Father Kano’s stance of gratitude was not a case of all’s well that ends well attitude, or a wise all-is-forgiven view from three decades on. In the very midst of being seen as the enemy, Father Kano resolved to view himself as blessed. During the five years of the war when he was treated as a criminal, and the two years following when he and his family were reviled and persecuted by their neighbors—during all that time, Father Kano relentlessly reached out with the hands of Christ to do the work of a pastor, of a missionary. Of a saint.
Jesus preached, Blessed are you when people hate you, and when they exclude you, revile you, and defame you. But woe to you, Jesus warns, who equate God’s love with wealth or a full belly or temporary joys. Woe to those whose trust in God depends on comfort and circumstance, because it will be easily lost.

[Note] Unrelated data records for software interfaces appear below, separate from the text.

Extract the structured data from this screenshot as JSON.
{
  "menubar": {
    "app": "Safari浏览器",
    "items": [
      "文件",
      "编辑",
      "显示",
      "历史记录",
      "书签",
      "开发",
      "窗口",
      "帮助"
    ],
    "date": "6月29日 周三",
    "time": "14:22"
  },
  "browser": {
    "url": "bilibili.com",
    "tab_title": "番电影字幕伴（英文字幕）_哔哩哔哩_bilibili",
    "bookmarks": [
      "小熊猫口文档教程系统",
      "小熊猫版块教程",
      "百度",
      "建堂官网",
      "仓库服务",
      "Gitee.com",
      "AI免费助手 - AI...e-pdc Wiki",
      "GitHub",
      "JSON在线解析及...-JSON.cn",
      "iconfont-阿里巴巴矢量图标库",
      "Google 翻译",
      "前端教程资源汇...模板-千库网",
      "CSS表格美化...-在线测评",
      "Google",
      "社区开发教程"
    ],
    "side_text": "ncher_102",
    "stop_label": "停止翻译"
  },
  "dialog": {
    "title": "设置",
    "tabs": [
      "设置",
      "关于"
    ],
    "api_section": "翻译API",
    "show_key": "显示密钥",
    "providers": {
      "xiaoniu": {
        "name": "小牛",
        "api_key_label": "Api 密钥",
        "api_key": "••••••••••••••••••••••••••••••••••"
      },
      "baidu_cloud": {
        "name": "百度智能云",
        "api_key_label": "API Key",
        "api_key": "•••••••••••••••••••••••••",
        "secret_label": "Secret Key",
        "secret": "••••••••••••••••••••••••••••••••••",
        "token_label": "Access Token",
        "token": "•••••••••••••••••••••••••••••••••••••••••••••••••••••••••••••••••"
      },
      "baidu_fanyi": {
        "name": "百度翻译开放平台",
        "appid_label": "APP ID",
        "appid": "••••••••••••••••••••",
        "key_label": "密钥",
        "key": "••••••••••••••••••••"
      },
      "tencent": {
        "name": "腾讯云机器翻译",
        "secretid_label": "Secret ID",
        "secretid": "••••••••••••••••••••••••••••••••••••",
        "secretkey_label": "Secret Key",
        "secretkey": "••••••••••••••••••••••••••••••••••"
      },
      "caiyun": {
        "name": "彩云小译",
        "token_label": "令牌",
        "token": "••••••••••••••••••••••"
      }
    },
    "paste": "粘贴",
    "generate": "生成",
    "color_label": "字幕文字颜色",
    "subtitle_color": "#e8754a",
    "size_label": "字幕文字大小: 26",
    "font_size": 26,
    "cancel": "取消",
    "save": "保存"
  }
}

Father Kano knew God’s blessing was deeper—in his life itself. Father Kano’s conviction that God had called him to the camps gave him the strength to love the very people who rejected him, to create church wherever he was sent. His determination, his sense of blessing that could not be shaken, that’s what gave him the ability to do the work that needed to be done.
Faith is more than just the stance we choose to take in the world. It is also getting down to the work itself. Jesus preached, Love your enemies, do good to those who hate you, bless those who curse you, pray for those who abuse you. Love. Do good. Bless. Pray.
Today, we honor those who have walked this way of love ahead of us. But the saints are not just alive in our memories, their stories and legacies. Our faith proclaims the saints are present here gathered, at this table, in each Eucharistic meal. We affirm today that we are the living members of a mystical body, one that is defined not by the temporary blessings of this world, nor the curses of our enemies, but by the love of God, poured out. Unified by moments of divine clarity in hospital beds and baptismal fonts and makeshift prison cell altars. Our sainthoods, yours and mine, spring from those moments when each of us know, fully know, that we are Christ’s own, forever.